Vinod Jeet Singh Rawat (34) may be missing a leg, but this avid biker and athlete has not let an accident become a handicap, reports Manoj Sharma.

delhi Updated: Jan 21, 2009 22:25 IST
Manoj Sharma

Vinod Jeet Singh Rawat (34) was just 6 years old when he was hit by a speeding truck while returning from school. His left leg had to be amputated and the road ahead seemed dark and full of hurdles. But on Sunday, as he ran in the Mumbai half-marathon, it was clear he had left that debacle behind. Rawat covered 21 km in 3 hours and 48 minutes. Running alongside was his bride, Diana Peters, whom he wed the day before. “Instead of leaving for our honeymoon, we ran the half-marathon. She kept passing me ice and water whenever I got cramps along the way. I never thought such a lovely girl would choose me," he says of his wife whom he had met and fallen in love with at his former workplace.

Life has changed a lot from the time he felt he would reach nowhere in life because of his disability. For years after his accident, Rawat had to use crutches for moving around, as doctors were unable to find an artificial leg for him. “I faced a lot of rejection. Everyone said I was now useless and would be a burden on my family forever," he says .

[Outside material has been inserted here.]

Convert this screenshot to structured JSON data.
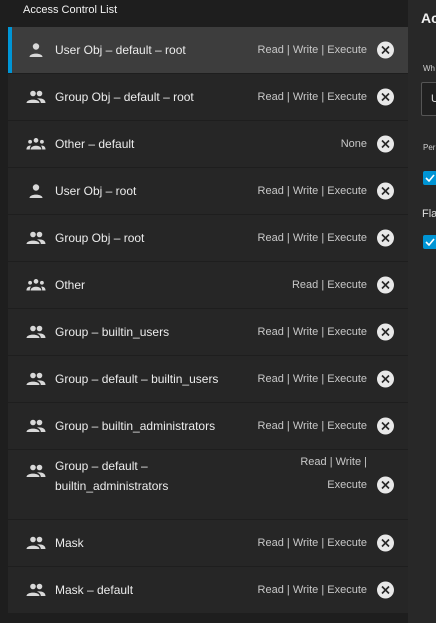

Finally, in 1997, he came in contact with Bhagwan Mahavir Viklang Sahayata Samiti, ( BMVSS) an NGO, that provided him an artificial limb, popularly known as Jaipur Foot. BMVSS provides free fitment of limbs to the physically handicapped.

Soon Rawat was back on his feet and threw away the crutches. “When I started walking normally, people who thought I looked ugly started complimenting my good looks,” he laughs. But he craved for recognition of the fact that even a disabled person can perform physically daunting tasks.

Today, rock climbing, swimming, and long distance running are all a matter of routine for him. He has participated in the Gulf Monsoon rallies, dirt track racing, and other motor-sports.

Not just sporting activities, Rawat leads a physically rigorous life, otherwise too. His job as a marketing professional takes him all over Mumbai. “I do about 150 km on my motorbike every day,” he says. What is his most cherished dream? “I want to become an inspiration for the physically challenged. I believe one can overcome any handicap in life,” he says. It is no armchair sermonising, Rawat has proved it through his deeds.